===== The data

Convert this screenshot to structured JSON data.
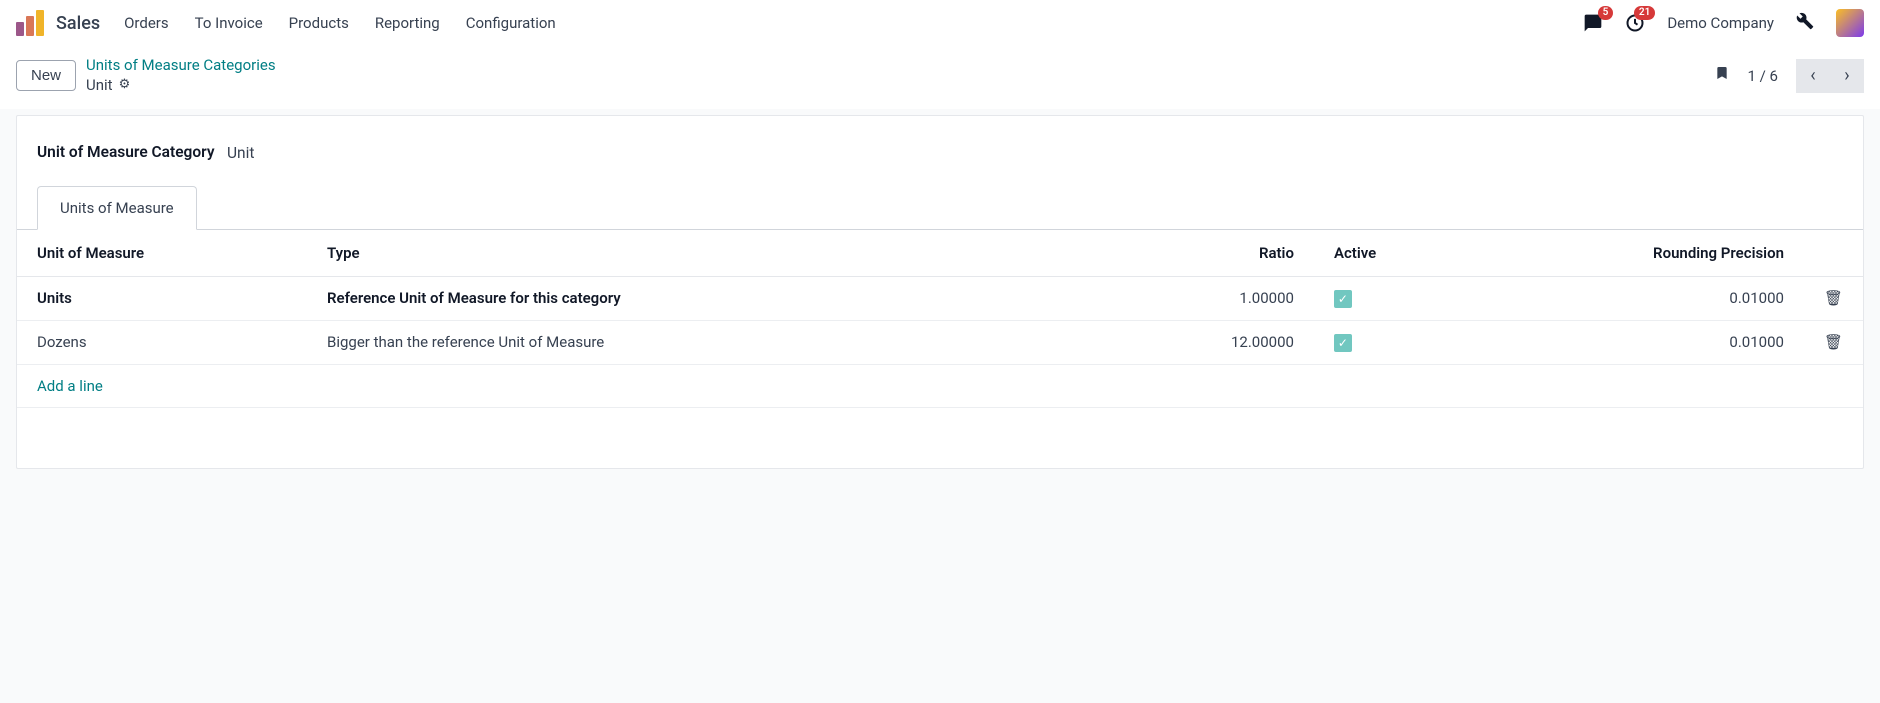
{
  "app": {
    "name": "Sales"
  },
  "nav": {
    "orders": "Orders",
    "to_invoice": "To Invoice",
    "products": "Products",
    "reporting": "Reporting",
    "configuration": "Configuration"
  },
  "header": {
    "messages_badge": "5",
    "activities_badge": "21",
    "company": "Demo Company"
  },
  "controlbar": {
    "new_label": "New",
    "breadcrumb_parent": "Units of Measure Categories",
    "breadcrumb_current": "Unit",
    "pager": "1 / 6"
  },
  "form": {
    "category_label": "Unit of Measure Category",
    "category_value": "Unit"
  },
  "tabs": {
    "uom": "Units of Measure"
  },
  "table": {
    "headers": {
      "uom": "Unit of Measure",
      "type": "Type",
      "ratio": "Ratio",
      "active": "Active",
      "rounding": "Rounding Precision"
    },
    "rows": [
      {
        "name": "Units",
        "type": "Reference Unit of Measure for this category",
        "ratio": "1.00000",
        "active": true,
        "rounding": "0.01000"
      },
      {
        "name": "Dozens",
        "type": "Bigger than the reference Unit of Measure",
        "ratio": "12.00000",
        "active": true,
        "rounding": "0.01000"
      }
    ],
    "add_line": "Add a line"
  }
}
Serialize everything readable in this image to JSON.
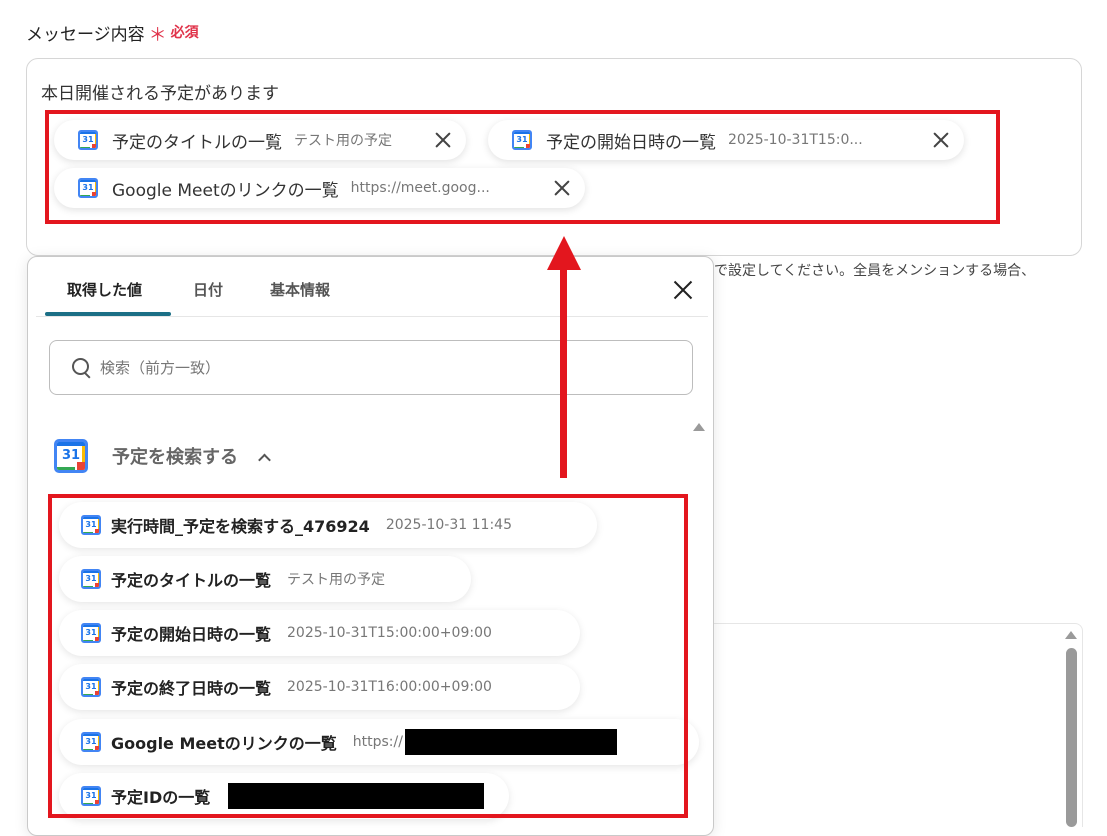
{
  "field": {
    "label": "メッセージ内容",
    "required_mark": "＊",
    "required_text": "必須"
  },
  "message": {
    "text": "本日開催される予定があります",
    "chips": [
      {
        "name": "予定のタイトルの一覧",
        "value": "テスト用の予定"
      },
      {
        "name": "予定の開始日時の一覧",
        "value": "2025-10-31T15:0..."
      },
      {
        "name": "Google Meetのリンクの一覧",
        "value": "https://meet.goog..."
      }
    ]
  },
  "helper_text": "で設定してください。全員をメンションする場合、",
  "panel": {
    "tabs": [
      "取得した値",
      "日付",
      "基本情報"
    ],
    "active_tab": "取得した値",
    "search_placeholder": "検索（前方一致）",
    "section": {
      "title": "予定を検索する",
      "icon_day": "31"
    },
    "items": [
      {
        "name": "実行時間_予定を検索する_476924",
        "value": "2025-10-31 11:45"
      },
      {
        "name": "予定のタイトルの一覧",
        "value": "テスト用の予定"
      },
      {
        "name": "予定の開始日時の一覧",
        "value": "2025-10-31T15:00:00+09:00"
      },
      {
        "name": "予定の終了日時の一覧",
        "value": "2025-10-31T16:00:00+09:00"
      },
      {
        "name": "Google Meetのリンクの一覧",
        "value": "https://"
      },
      {
        "name": "予定IDの一覧",
        "value": ""
      }
    ]
  },
  "icons": {
    "calendar": "google-calendar-icon",
    "close": "close-icon",
    "search": "search-icon",
    "chevron": "chevron-up-icon"
  },
  "colors": {
    "highlight": "#e3161e",
    "tab_active": "#1b6f86",
    "required": "#e0334a"
  }
}
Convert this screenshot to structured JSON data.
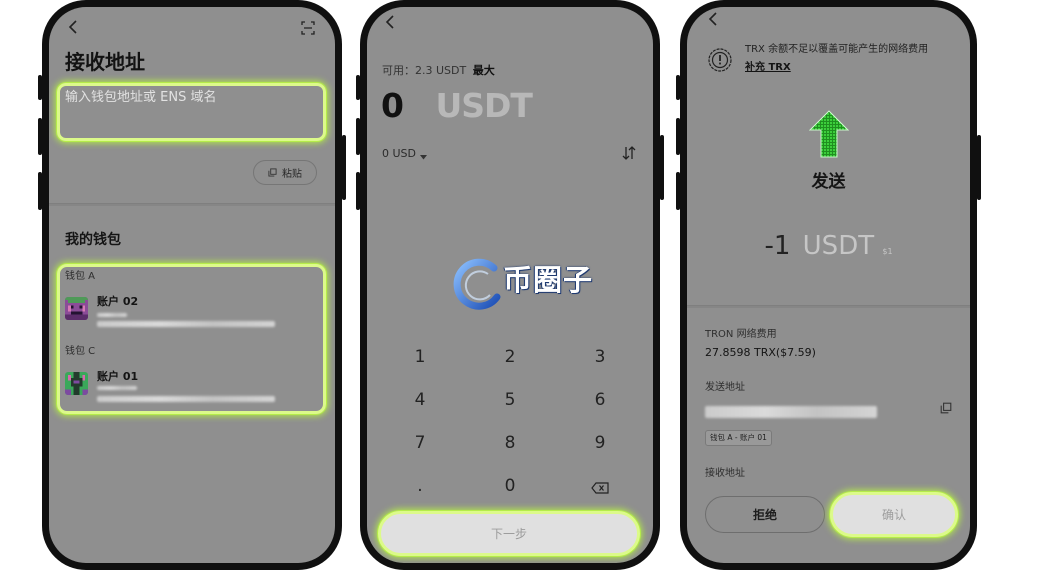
{
  "colors": {
    "screen_overlay": "#8f8f8f",
    "highlight": "#dcfa8a",
    "highlight_glow": "#b5ec4a",
    "send_arrow": "#3ccf3c"
  },
  "receive_screen": {
    "back_icon": "back-icon",
    "scan_icon": "scan-icon",
    "title": "接收地址",
    "address_input": {
      "placeholder": "输入钱包地址或 ENS 域名"
    },
    "paste_button": {
      "icon": "copy-icon",
      "label": "粘贴"
    },
    "my_wallets": {
      "title": "我的钱包",
      "groups": [
        {
          "name": "钱包 A",
          "accounts": [
            {
              "name": "账户 02"
            }
          ]
        },
        {
          "name": "钱包 C",
          "accounts": [
            {
              "name": "账户 01"
            }
          ]
        }
      ]
    }
  },
  "amount_screen": {
    "back_icon": "back-icon",
    "available": {
      "label": "可用：2.3 USDT",
      "max_label": "最大"
    },
    "amount": {
      "value": "0",
      "currency": "USDT"
    },
    "fiat": {
      "value": "0 USD",
      "icon": "chevron-down-icon"
    },
    "swap_icon": "swap-icon",
    "keys": [
      "1",
      "2",
      "3",
      "4",
      "5",
      "6",
      "7",
      "8",
      "9",
      ".",
      "0"
    ],
    "backspace_icon": "backspace-icon",
    "next_button": "下一步",
    "watermark": "币圈子"
  },
  "confirm_screen": {
    "back_icon": "back-icon",
    "warning": {
      "icon": "warning-icon",
      "text": "TRX 余额不足以覆盖可能产生的网络费用",
      "link": "补充 TRX"
    },
    "action": {
      "icon": "arrow-up-icon",
      "label": "发送"
    },
    "amount": {
      "value": "-1",
      "currency": "USDT",
      "fiat": "$1"
    },
    "network_fee": {
      "label": "TRON 网络费用",
      "value": "27.8598 TRX($7.59)"
    },
    "from": {
      "label": "发送地址",
      "copy_icon": "copy-icon",
      "wallet_badge": "钱包 A - 账户 01"
    },
    "to": {
      "label": "接收地址"
    },
    "reject_button": "拒绝",
    "confirm_button": "确认"
  }
}
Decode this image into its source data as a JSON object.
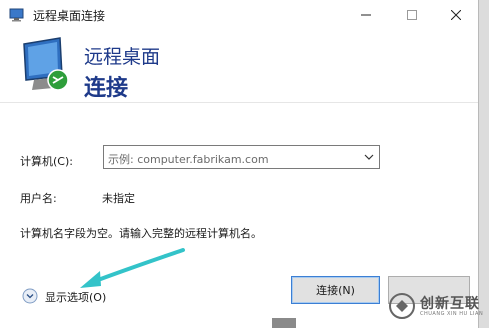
{
  "window": {
    "title": "远程桌面连接",
    "controls": {
      "minimize_icon": "minimize-icon",
      "maximize_icon": "maximize-icon",
      "close_icon": "close-icon"
    }
  },
  "header": {
    "line1": "远程桌面",
    "line2": "连接",
    "title_color": "#1e3a8a"
  },
  "form": {
    "computer_label": "计算机(C):",
    "computer_placeholder": "示例: computer.fabrikam.com",
    "user_label": "用户名:",
    "user_value": "未指定",
    "message": "计算机名字段为空。请输入完整的远程计算机名。"
  },
  "footer": {
    "show_options_label": "显示选项(O)",
    "connect_label": "连接(N)"
  },
  "annotation": {
    "arrow_color": "#33c3c9"
  },
  "watermark": {
    "text": "创新互联",
    "sub": "CHUANG XIN HU LIAN"
  }
}
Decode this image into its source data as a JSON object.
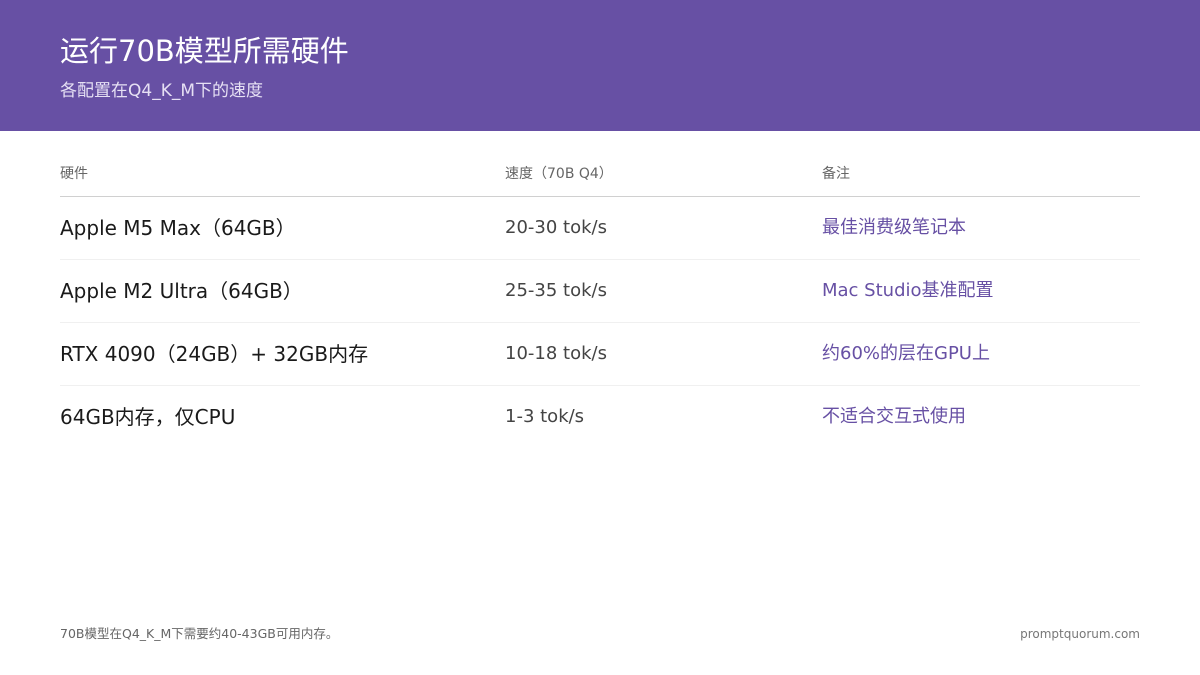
{
  "header": {
    "title": "运行70B模型所需硬件",
    "subtitle": "各配置在Q4_K_M下的速度"
  },
  "table": {
    "columns": [
      "硬件",
      "速度（70B Q4）",
      "备注"
    ],
    "rows": [
      {
        "hardware": "Apple M5 Max（64GB）",
        "speed": "20-30 tok/s",
        "note": "最佳消费级笔记本"
      },
      {
        "hardware": "Apple M2 Ultra（64GB）",
        "speed": "25-35 tok/s",
        "note": "Mac Studio基准配置"
      },
      {
        "hardware": "RTX 4090（24GB）+ 32GB内存",
        "speed": "10-18 tok/s",
        "note": "约60%的层在GPU上"
      },
      {
        "hardware": "64GB内存，仅CPU",
        "speed": "1-3 tok/s",
        "note": "不适合交互式使用"
      }
    ]
  },
  "footer": {
    "note": "70B模型在Q4_K_M下需要约40-43GB可用内存。",
    "brand": "promptquorum.com"
  },
  "colors": {
    "header_bg": "#6750a4",
    "accent": "#6750a4"
  }
}
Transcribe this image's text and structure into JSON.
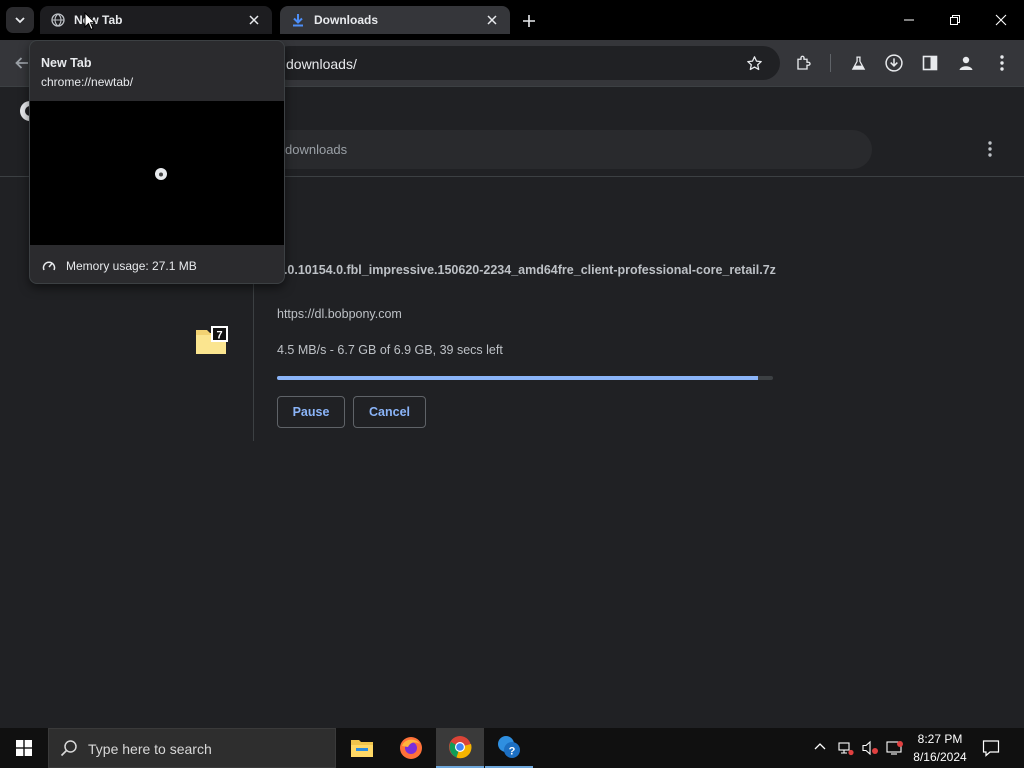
{
  "tabs": [
    {
      "title": "New Tab"
    },
    {
      "title": "Downloads"
    }
  ],
  "address_bar": {
    "url": "downloads/"
  },
  "downloads_page": {
    "search_placeholder": "downloads",
    "item": {
      "file_name": "0.0.10154.0.fbl_impressive.150620-2234_amd64fre_client-professional-core_retail.7z",
      "source_url": "https://dl.bobpony.com",
      "status": "4.5 MB/s - 6.7 GB of 6.9 GB, 39 secs left",
      "progress_fraction": 0.97,
      "pause_label": "Pause",
      "cancel_label": "Cancel",
      "file_icon": "7z-archive-icon"
    }
  },
  "hover_card": {
    "title": "New Tab",
    "url": "chrome://newtab/",
    "memory": "Memory usage: 27.1 MB"
  },
  "taskbar": {
    "search_placeholder": "Type here to search",
    "time": "8:27 PM",
    "date": "8/16/2024",
    "apps": [
      "file-explorer-icon",
      "firefox-icon",
      "chrome-icon",
      "get-help-icon"
    ]
  },
  "colors": {
    "accent": "#8ab4f8",
    "page_bg": "#202124",
    "toolbar_bg": "#35363a"
  }
}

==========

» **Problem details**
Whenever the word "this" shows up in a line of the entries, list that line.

» **Solution**
Convert this screenshot to structured JSON data.
        "type": "Reference Unit of Measure for this category",
Serialize everything readable in this image to JSON.
Convert this screenshot to structured JSON data.
Decode this image into its source data as a JSON object.
Decode this image into its source data as a JSON object.
Transcribe this image's text and structure into JSON.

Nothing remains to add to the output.